“I have seen families who have gone into this process with the right intentions but with blinders on. But I’ve also seen families go into this process with a call on their heart and with their eyes wide open to what could happen. They’re the ones who step into this saying, ‘This is my son or my daughter no matter what. This is my child.’”
Erwin has watched that happy ending more than 800 times since Project Zero began in 2011. And while seeing it happen today with a lad named Kyler — or the more than 70 connections she’s made through her faith community, Summit Church, alone — is no less the salve for the soul it ever was, it’s not the celebrations that linger; that’s reserved for the haunting shadow of those who slipped through her hands.
“The way I describe what I do is, it’s beautiful, but it’s oh, so hard,” she says. “It’s definitely a blend of the beautiful scenes of families coming together and adoption days. But it’s also this underlying current of the fact that if we don’t find kids families, if I don’t find kids families, we’ve failed them both individually and corporately. I just feel such a heavy responsibility that doing nothing is just not an option.
“Even in the most discouraging times, you can be discouraged for a minute, but then you’ve got to get up and work because kids are depending on me, and they’re depending on all of us. There’s too much at stake for us to give up. There are special families out there for special kids.”
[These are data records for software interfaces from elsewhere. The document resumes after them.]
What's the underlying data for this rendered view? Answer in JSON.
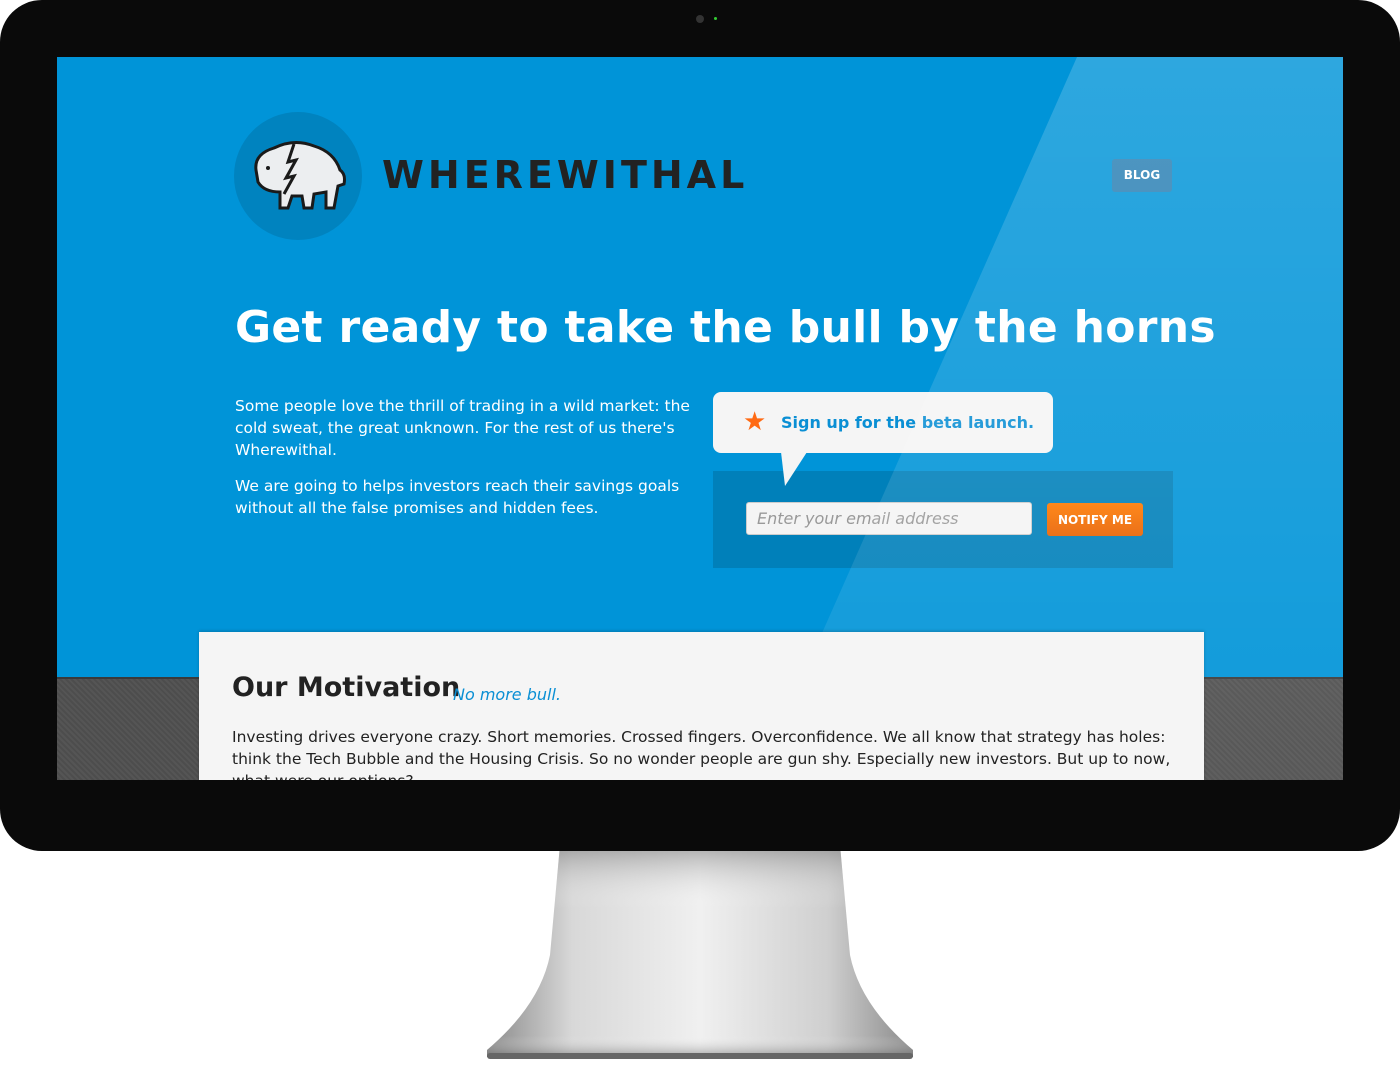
{
  "header": {
    "brand": "WHEREWITHAL",
    "blog_label": "BLOG"
  },
  "hero": {
    "headline": "Get ready to take the bull by the horns",
    "paragraphs": [
      "Some people love the thrill of trading in a wild market: the cold sweat, the great unknown.  For the rest of us there's Wherewithal.",
      "We are going to helps investors reach their savings goals without all the false promises and hidden fees."
    ]
  },
  "signup": {
    "prompt": "Sign up for the beta launch.",
    "email_placeholder": "Enter your email address",
    "email_value": "",
    "button_label": "NOTIFY ME",
    "icon": "star-icon"
  },
  "motivation": {
    "title": "Our Motivation",
    "tagline": "No more bull.",
    "body": "Investing drives everyone crazy. Short memories.  Crossed fingers.  Overconfidence.  We all know that strategy has holes: think the Tech Bubble and the Housing Crisis. So no wonder people are gun shy.  Especially new investors. But up to now, what were our options?"
  },
  "colors": {
    "brand_blue": "#0094d8",
    "accent_orange": "#ff7a00",
    "link_blue": "#0a8fd4"
  }
}
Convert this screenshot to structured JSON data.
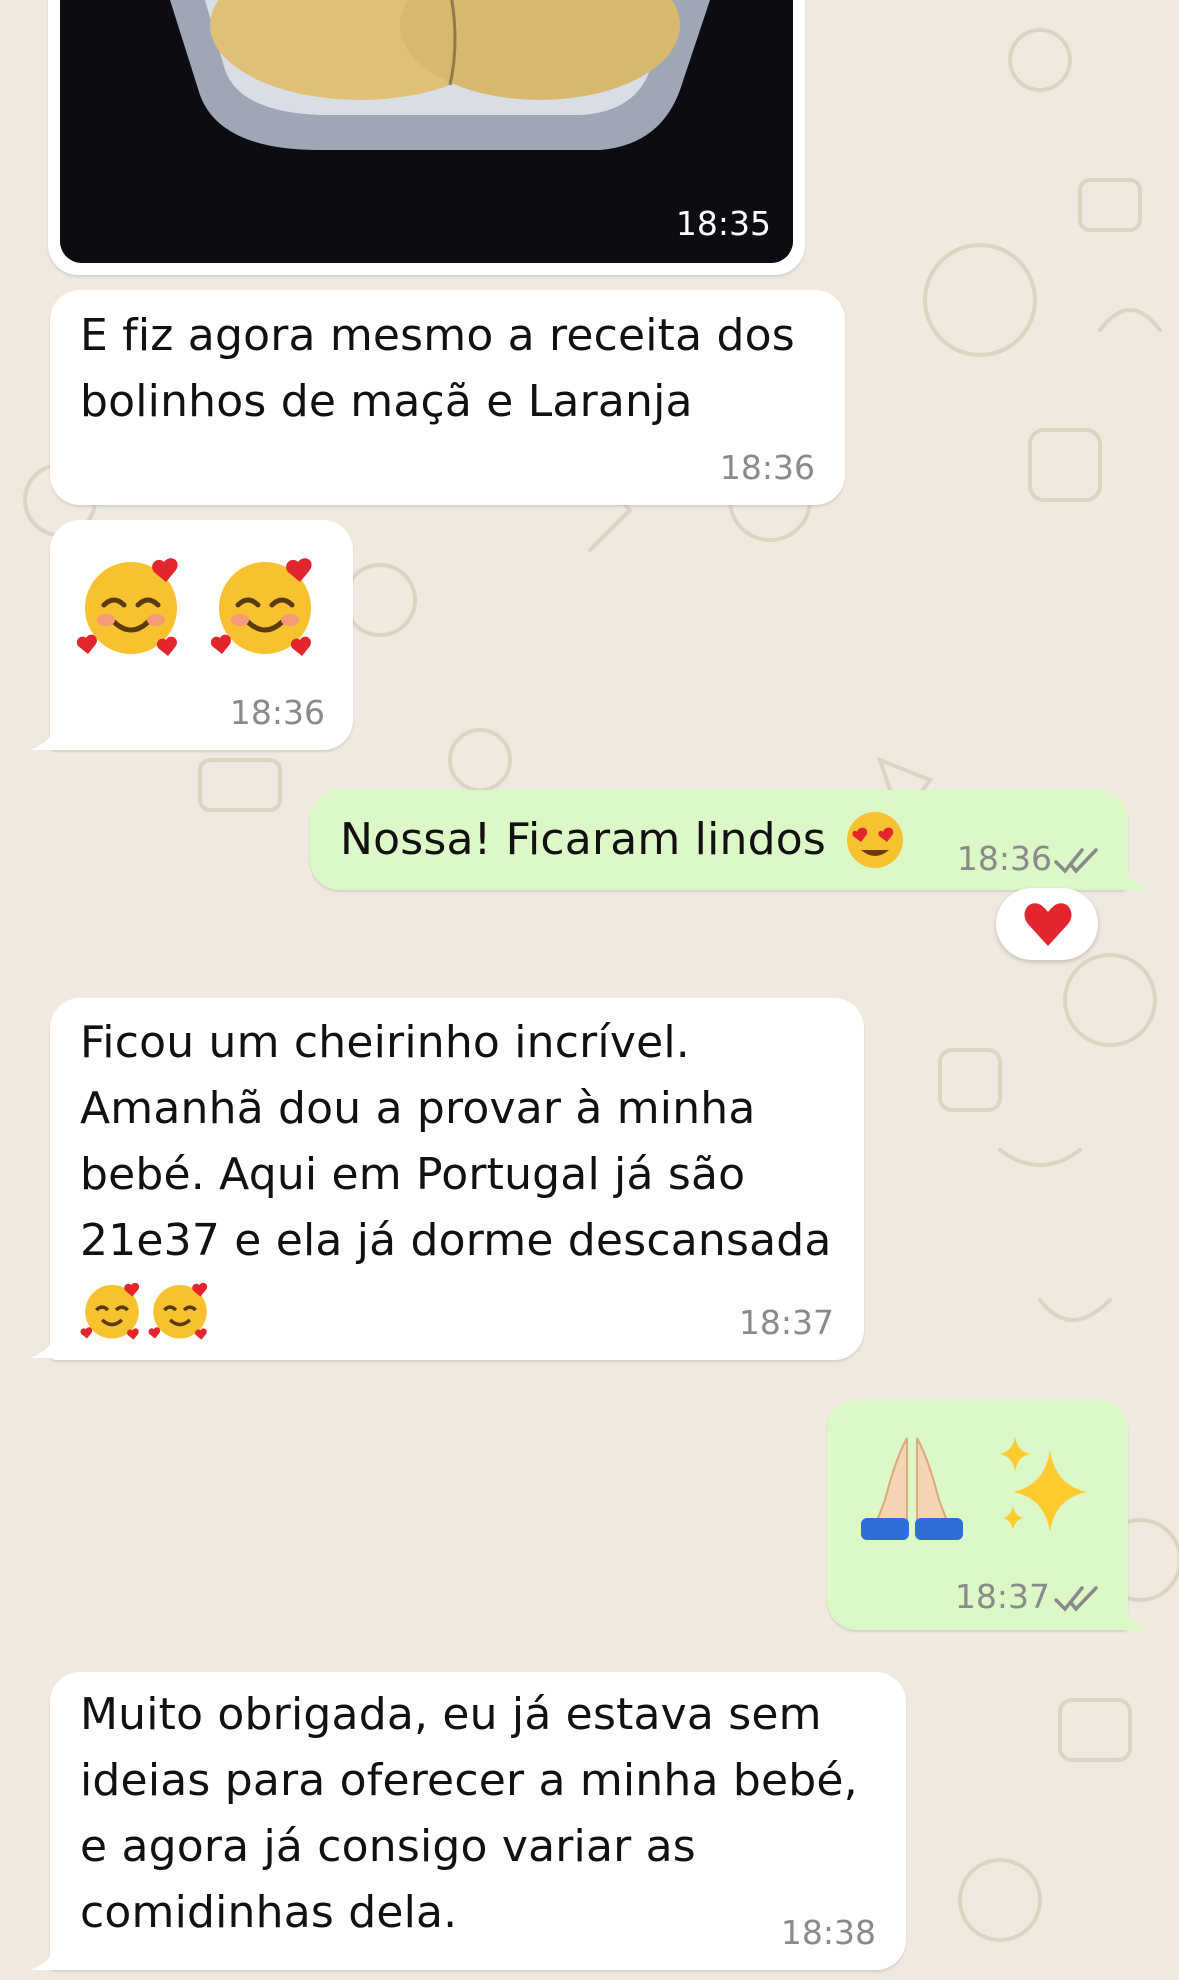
{
  "messages": {
    "photo": {
      "time": "18:35"
    },
    "m1": {
      "text": "E fiz agora mesmo a receita dos\nbolinhos de maçã e Laranja",
      "time": "18:36"
    },
    "m2": {
      "time": "18:36",
      "emoji": "smiling-face-with-hearts"
    },
    "m3": {
      "text": "Nossa! Ficaram lindos",
      "time": "18:36",
      "reaction": "red-heart",
      "emoji": "heart-eyes"
    },
    "m4": {
      "text": "Ficou um cheirinho incrível.\nAmanhã dou a provar à minha\nbebé.  Aqui em Portugal já são\n21e37 e ela já dorme descansada",
      "time": "18:37",
      "emoji": "smiling-face-with-hearts"
    },
    "m5": {
      "time": "18:37",
      "emoji": [
        "folded-hands",
        "sparkles"
      ]
    },
    "m6": {
      "text": "Muito obrigada, eu já estava sem\nideias para oferecer a minha bebé,\ne agora já consigo variar as\ncomidinhas dela.",
      "time": "18:38"
    }
  },
  "colors": {
    "incoming": "#ffffff",
    "outgoing": "#dcf8c6",
    "background": "#efe9df",
    "read_ticks": "#8a8a8a"
  }
}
EDITOR’S NOTE: Due to COVID-19 concerns, Project Zero’s fundraising events have been greatly compromised. Individuals wanting to invest in its important work and assist the mission through this uncertain time are asked to visit the Project Zero webpage to make a donation: www.theprojectzero.org